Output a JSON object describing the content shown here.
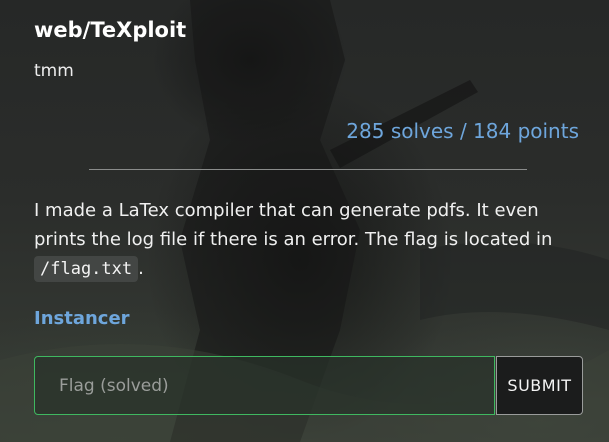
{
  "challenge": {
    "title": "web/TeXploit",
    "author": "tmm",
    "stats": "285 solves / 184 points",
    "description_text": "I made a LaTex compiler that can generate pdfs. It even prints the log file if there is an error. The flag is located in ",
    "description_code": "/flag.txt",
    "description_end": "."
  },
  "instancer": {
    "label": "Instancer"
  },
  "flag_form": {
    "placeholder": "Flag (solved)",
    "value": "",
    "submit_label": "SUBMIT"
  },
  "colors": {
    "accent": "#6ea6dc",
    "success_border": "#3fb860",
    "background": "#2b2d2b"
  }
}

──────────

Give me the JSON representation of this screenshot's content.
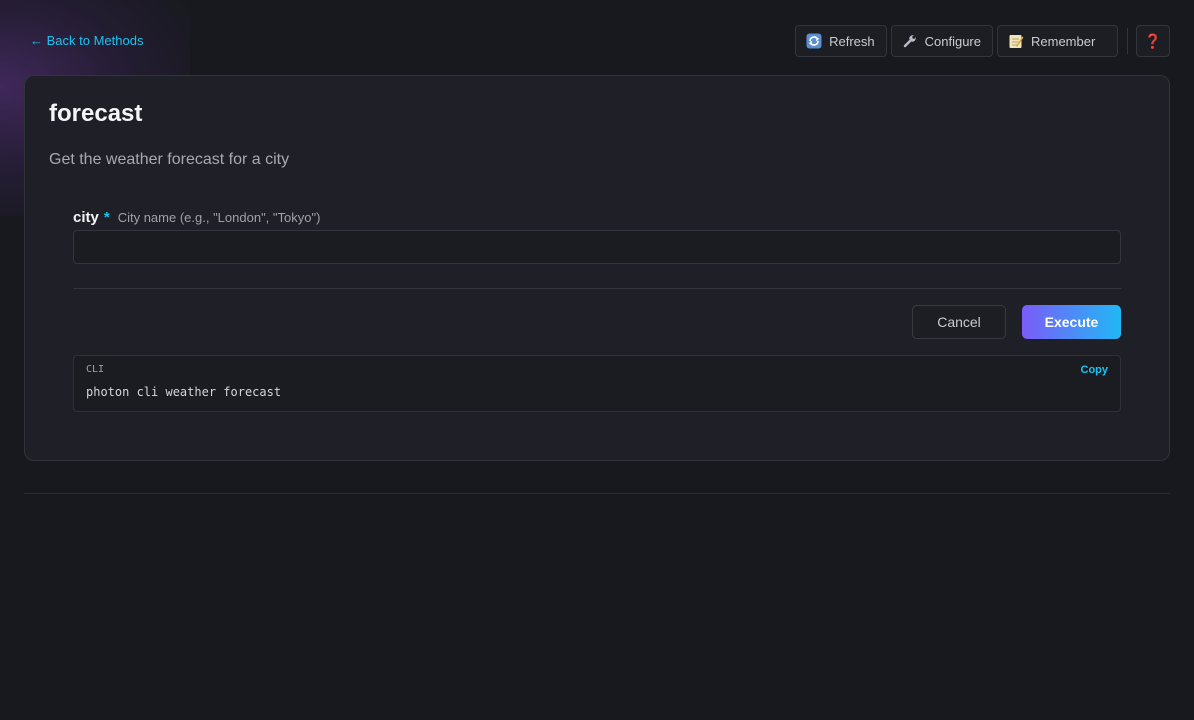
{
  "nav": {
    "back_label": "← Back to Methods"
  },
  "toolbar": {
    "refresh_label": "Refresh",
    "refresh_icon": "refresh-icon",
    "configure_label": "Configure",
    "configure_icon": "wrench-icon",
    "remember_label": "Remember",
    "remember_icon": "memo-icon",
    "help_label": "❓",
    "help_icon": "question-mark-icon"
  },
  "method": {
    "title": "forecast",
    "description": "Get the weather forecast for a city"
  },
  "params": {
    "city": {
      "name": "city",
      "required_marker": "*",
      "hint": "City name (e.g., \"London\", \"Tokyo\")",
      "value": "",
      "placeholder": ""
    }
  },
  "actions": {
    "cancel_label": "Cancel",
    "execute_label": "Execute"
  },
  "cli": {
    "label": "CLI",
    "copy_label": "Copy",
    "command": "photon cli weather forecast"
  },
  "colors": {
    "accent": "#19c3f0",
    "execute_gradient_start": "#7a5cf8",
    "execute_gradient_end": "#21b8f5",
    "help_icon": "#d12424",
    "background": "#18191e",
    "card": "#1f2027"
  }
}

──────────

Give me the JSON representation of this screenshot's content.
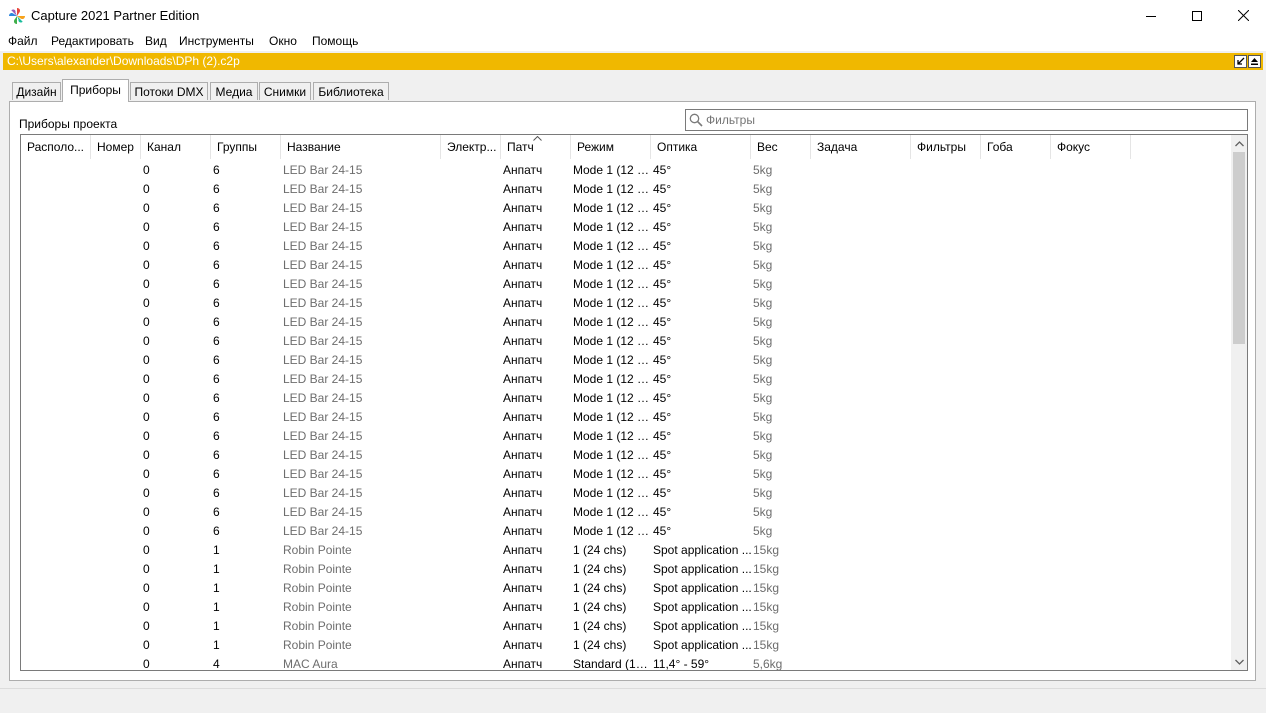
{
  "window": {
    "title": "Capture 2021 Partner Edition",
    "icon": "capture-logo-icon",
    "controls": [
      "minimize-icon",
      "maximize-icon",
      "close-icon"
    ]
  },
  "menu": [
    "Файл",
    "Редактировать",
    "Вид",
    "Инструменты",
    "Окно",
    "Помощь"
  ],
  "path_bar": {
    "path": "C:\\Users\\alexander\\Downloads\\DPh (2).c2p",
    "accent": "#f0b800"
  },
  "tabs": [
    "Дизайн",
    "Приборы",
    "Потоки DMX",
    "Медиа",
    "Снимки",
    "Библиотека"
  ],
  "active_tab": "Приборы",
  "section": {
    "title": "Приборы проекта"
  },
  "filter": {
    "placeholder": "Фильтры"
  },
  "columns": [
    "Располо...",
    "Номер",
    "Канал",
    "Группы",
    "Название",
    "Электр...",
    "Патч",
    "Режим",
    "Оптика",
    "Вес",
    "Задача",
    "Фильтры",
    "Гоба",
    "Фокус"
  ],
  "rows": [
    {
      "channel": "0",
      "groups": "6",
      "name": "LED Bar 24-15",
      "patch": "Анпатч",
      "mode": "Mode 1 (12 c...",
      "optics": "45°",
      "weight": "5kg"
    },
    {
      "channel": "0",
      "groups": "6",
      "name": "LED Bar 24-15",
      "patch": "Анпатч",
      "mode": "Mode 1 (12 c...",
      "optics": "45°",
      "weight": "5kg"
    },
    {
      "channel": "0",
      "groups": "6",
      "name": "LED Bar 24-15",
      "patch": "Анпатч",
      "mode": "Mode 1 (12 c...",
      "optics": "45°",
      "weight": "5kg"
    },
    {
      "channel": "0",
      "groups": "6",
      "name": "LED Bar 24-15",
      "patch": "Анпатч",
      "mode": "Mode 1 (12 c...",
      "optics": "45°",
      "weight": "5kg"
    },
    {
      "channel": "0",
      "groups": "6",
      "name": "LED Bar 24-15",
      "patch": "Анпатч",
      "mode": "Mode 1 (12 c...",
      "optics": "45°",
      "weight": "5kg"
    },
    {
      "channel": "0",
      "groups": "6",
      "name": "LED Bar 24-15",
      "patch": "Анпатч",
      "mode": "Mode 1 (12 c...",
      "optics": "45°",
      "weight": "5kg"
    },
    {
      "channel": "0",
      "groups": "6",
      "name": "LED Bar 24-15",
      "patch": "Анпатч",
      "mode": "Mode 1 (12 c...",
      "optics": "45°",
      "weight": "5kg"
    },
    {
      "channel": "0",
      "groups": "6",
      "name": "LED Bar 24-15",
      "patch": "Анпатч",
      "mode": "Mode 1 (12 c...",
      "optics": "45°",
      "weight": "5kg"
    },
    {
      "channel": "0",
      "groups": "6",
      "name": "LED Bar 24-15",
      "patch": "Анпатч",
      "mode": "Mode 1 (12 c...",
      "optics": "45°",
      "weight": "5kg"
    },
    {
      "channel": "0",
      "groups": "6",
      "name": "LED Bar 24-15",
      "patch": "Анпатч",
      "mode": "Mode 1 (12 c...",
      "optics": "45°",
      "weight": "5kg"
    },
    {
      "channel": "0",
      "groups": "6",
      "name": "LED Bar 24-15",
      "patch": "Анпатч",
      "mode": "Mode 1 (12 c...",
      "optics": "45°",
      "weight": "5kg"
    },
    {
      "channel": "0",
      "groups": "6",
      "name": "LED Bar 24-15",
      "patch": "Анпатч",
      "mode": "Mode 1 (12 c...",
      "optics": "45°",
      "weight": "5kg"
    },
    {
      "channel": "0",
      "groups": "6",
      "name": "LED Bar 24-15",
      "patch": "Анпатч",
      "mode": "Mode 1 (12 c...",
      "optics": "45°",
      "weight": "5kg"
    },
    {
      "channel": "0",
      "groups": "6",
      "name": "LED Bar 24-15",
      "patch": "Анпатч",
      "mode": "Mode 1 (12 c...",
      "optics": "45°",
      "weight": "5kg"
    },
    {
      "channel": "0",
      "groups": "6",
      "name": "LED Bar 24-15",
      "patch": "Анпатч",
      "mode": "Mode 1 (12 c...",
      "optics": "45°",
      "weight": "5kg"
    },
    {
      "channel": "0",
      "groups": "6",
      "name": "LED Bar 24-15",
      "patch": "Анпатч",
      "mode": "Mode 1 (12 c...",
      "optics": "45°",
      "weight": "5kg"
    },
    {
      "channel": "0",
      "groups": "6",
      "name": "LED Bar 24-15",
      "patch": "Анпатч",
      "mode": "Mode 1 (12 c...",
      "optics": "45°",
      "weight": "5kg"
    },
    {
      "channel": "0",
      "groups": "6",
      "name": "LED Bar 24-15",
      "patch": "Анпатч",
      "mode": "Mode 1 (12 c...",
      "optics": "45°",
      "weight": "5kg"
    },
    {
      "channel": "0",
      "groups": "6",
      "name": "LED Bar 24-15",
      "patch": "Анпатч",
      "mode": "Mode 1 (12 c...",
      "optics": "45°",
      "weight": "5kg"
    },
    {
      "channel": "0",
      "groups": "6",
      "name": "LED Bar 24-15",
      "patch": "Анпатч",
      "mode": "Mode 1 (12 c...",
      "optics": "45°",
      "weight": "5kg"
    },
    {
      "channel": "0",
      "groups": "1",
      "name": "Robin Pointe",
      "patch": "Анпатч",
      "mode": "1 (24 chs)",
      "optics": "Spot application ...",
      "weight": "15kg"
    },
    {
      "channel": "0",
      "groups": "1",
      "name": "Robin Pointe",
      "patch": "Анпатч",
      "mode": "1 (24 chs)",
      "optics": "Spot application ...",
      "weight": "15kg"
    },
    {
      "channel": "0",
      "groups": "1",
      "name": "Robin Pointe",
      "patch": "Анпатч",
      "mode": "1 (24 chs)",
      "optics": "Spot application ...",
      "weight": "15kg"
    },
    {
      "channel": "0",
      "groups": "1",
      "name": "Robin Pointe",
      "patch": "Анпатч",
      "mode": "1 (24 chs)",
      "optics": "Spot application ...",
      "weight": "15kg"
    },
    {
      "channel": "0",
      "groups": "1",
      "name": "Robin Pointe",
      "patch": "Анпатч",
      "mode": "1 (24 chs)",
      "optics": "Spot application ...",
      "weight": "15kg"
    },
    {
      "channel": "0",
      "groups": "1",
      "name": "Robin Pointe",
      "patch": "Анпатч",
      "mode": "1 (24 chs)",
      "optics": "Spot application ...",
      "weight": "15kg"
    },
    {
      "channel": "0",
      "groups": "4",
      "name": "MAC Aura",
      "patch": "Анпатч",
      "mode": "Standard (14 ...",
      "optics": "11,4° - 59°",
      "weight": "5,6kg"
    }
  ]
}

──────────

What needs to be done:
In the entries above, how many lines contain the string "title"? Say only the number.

Solution for this problem:
4